The attorney for Senegal's jailed former prime minister is calling for his immediate release. Idrissa Seck, who was fired from his job at the head of the government by the president last year, is in custody on accusations he threatened state security, a charge human rights activists say is politically motivated.
The lawyer for Senegal's former Prime Minister Idrissa Seck, says he has finally been allowed to meet with his client, nearly a week after his arrest. But Boukounta Diallo says he still has not been given access to information concerning the case against Mr. Seck.
Mr. Diallo says the ex-prime minister is being held as a hostage of the state. He says nothing justifies Mr. Seck's continued detention.
Mr. Seck was arrested by Senegalese authorities last Friday, on suspicion of embezzling more than $45 million from a construction project in the city of Thies, where he is the mayor.
But on Saturday, in the only official statement released by investigators, the chief prosecutor said he had received information that linked Mr. Seck to, what he called, threats to state security.
Mr. Diallo denies his client has done anything wrong.
It is time, he says, for the authorities to live up to their responsibilities and put an end to, what he calls, a farce.
Under the original accusation of embezzlement, Mr. Seck should have already been either charged with a crime or released.
But a legal expert with the human rights group Interights, Ibrahima Kane, says under a special law concerning state security the ex-prime minister can be held until Monday before a decision is made.
"They can arrest you for four days, and after that, the person who is questioning him can renew for another four days," he said. "And at the end of the eight days, either they release him, or they prosecute him.

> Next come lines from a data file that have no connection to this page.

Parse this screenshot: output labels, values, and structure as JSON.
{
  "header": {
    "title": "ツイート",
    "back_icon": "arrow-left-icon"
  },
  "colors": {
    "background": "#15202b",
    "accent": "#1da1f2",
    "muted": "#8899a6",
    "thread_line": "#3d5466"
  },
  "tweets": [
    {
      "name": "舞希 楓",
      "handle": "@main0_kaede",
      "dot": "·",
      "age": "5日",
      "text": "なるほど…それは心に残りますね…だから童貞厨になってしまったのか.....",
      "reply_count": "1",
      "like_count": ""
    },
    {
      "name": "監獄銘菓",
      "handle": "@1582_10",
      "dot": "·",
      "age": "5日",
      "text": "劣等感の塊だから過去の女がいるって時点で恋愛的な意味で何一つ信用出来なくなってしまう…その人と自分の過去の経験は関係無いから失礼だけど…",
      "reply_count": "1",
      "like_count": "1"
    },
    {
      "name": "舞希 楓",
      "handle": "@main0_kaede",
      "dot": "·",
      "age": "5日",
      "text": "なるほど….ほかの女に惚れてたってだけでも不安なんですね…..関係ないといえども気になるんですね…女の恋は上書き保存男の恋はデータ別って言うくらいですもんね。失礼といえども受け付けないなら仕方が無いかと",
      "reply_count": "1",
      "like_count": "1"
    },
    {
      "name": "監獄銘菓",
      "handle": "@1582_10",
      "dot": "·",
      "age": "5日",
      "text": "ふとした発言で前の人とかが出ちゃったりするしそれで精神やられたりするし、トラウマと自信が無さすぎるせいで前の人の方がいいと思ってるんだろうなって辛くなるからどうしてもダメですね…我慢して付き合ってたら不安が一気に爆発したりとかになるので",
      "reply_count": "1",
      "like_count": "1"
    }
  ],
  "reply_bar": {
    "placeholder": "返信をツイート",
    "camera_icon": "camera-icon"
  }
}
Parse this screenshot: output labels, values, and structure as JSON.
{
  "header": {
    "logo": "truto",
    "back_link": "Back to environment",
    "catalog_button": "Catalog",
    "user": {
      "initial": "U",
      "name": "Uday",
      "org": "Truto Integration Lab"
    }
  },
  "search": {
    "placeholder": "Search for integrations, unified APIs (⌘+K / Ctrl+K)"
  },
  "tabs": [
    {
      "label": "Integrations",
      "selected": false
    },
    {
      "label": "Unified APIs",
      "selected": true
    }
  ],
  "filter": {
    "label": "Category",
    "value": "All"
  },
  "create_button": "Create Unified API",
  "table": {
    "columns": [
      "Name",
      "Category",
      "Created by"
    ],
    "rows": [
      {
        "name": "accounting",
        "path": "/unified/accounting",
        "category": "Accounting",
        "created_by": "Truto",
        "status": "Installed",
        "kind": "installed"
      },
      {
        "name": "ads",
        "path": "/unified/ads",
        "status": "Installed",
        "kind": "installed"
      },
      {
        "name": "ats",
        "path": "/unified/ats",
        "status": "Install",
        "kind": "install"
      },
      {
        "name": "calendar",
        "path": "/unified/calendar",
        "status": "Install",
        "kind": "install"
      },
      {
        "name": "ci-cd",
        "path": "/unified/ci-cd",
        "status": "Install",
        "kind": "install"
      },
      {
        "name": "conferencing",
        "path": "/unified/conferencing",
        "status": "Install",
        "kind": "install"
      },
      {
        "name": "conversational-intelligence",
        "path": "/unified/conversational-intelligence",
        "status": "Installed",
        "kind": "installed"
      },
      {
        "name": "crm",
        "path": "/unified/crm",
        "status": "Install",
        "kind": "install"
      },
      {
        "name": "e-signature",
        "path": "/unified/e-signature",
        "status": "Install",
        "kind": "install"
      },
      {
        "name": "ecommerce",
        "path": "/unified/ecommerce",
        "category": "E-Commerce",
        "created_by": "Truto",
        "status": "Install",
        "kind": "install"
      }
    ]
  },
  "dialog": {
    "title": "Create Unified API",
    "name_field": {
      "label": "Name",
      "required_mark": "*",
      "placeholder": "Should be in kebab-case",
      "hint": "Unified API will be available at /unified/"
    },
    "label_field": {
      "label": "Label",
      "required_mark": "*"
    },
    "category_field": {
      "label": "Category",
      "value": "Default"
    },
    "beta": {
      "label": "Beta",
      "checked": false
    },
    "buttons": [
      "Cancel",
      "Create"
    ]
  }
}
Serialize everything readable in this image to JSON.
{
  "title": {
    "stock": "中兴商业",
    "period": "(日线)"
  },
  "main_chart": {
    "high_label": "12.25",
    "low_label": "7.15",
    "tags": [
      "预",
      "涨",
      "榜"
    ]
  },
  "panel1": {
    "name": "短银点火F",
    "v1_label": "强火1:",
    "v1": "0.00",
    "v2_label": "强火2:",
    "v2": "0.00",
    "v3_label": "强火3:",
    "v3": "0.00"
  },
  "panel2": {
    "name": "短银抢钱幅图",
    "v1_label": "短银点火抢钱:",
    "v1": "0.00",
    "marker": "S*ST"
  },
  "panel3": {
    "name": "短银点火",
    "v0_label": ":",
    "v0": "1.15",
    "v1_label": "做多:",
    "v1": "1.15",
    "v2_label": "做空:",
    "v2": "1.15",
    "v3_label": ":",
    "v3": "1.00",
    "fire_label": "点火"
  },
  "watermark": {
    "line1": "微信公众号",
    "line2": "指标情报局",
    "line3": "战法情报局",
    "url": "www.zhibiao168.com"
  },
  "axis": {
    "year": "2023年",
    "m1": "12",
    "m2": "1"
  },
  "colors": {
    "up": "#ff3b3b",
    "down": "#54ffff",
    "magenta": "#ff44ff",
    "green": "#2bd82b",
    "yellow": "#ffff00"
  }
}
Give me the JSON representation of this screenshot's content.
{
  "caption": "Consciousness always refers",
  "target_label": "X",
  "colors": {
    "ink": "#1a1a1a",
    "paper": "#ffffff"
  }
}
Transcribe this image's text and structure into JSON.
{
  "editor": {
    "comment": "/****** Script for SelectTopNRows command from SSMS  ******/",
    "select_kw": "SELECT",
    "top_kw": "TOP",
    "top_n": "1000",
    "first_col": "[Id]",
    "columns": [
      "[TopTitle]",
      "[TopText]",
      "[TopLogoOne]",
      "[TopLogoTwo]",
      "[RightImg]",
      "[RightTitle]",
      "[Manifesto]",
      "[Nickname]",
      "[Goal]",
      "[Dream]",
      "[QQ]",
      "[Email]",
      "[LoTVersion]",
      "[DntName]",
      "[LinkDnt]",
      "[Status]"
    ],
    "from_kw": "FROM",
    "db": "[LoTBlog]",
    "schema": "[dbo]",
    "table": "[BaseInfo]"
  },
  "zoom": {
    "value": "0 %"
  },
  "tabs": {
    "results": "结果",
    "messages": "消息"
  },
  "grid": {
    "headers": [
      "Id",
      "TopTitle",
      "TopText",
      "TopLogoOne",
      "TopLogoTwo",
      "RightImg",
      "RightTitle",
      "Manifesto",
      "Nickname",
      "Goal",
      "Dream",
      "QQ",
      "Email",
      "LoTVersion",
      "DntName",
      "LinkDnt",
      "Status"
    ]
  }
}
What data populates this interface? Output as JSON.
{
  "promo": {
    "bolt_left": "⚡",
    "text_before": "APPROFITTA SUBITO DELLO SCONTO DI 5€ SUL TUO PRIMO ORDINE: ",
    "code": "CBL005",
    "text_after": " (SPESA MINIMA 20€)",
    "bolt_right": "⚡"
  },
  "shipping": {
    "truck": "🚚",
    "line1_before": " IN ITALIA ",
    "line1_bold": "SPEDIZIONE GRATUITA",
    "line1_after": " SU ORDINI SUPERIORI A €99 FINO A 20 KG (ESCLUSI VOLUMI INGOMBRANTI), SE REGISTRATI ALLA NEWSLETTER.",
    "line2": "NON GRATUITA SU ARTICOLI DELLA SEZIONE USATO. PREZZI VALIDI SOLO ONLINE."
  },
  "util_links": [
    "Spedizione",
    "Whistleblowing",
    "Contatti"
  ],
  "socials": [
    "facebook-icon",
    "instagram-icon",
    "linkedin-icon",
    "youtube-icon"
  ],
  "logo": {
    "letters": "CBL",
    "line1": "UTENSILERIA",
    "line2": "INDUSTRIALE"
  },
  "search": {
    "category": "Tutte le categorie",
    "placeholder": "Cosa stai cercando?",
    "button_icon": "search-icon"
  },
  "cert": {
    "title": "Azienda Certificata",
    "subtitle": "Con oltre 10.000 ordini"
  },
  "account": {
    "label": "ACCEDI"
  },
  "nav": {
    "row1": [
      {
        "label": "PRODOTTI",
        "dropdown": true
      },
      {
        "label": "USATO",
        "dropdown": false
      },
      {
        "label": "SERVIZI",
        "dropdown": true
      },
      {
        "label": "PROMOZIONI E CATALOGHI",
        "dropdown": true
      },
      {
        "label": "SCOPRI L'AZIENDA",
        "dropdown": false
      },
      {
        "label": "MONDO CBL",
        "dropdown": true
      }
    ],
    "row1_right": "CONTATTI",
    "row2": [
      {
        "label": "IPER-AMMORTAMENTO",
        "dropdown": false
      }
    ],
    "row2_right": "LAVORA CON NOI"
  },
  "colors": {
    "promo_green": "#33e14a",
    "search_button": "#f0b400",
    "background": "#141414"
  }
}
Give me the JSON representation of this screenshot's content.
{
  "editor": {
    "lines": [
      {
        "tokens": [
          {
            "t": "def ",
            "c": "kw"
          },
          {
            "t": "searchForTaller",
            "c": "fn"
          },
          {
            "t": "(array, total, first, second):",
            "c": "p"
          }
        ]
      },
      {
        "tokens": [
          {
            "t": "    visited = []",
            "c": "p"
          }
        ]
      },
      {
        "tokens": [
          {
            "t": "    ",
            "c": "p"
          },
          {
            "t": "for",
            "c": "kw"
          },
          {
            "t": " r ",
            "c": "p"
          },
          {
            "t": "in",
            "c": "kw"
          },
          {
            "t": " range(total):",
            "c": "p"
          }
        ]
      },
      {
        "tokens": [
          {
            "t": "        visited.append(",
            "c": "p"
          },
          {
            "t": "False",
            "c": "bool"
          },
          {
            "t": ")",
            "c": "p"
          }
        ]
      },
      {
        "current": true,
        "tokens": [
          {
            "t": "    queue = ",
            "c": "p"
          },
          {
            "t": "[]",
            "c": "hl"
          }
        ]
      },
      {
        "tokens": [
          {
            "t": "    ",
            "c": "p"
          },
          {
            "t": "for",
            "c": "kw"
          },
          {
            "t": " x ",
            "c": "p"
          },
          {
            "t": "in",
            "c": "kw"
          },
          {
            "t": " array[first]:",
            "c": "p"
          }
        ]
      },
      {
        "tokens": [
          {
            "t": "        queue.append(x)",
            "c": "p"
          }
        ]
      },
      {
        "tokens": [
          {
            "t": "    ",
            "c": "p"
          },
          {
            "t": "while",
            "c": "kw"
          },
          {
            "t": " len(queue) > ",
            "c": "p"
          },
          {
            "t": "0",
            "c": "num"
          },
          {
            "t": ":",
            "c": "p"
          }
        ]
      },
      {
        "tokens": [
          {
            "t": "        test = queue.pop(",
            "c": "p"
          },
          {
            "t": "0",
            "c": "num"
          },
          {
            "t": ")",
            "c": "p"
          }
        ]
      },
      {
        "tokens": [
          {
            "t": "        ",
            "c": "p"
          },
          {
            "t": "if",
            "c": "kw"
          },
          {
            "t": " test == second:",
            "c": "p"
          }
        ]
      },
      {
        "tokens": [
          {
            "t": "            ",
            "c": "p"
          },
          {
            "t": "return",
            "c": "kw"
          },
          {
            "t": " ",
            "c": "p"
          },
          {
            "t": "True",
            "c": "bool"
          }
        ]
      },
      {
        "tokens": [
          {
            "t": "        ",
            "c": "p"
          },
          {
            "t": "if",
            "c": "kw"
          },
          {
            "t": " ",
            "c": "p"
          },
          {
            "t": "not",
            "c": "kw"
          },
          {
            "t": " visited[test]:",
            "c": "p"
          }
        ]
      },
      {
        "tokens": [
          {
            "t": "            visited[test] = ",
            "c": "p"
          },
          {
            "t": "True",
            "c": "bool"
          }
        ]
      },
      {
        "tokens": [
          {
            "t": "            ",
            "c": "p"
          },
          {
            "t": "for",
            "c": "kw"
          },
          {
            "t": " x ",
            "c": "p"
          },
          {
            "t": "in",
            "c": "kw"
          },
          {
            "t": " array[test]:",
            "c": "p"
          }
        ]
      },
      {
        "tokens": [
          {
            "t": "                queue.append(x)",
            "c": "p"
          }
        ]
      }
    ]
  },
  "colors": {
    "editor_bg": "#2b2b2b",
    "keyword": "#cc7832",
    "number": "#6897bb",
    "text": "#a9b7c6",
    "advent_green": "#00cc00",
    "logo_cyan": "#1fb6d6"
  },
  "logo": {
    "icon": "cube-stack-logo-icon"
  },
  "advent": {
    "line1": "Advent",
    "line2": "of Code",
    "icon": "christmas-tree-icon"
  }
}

That is what the Senegalese law is saying."
Once a close political ally of Senegal's President Abdoulaye Wade, Mr. Seck was fired from his position as prime minister by the president last year. Since then, he had said little in public until last week, when he said he planned to head a new political group if Mr. Wade's Senegal Democratic Party did not appoint him party leader before general elections next year.
Mr. Kane says he believes Mr. Seck's arrest is politically motivated.
"The key problem is Idrissa Seck wants to get to the power," he said. "Wade wants to be re-elected. And Idrissa Seck is really an obstacle to Wade's re-election. And that is why all these problems are happening."
Secretary of State Condoleezza Rice, who was in Senegal's capital Dakar earlier this week for talks on a trade deal with African nations, was asked by journalists to comment on Mr. Seck's arrest.
"My understanding is that this is an ongoing investigation," she said. "And it is being debated quite openly in the press, which, I think, is a good sign. Obviously, we stand around the world for rule of law and for an open system and expect that of everyone, including our friends."
Senegal is a member of the African Growth and Opportunity Act group of nations, which receive special trade privileges from the United States in exchange for demonstrating good governance. Mr. Seck's arrest, many civil society leaders say, has damaged the nation's reputation as a beacon of democratic values in a region plagued by repression and political instability.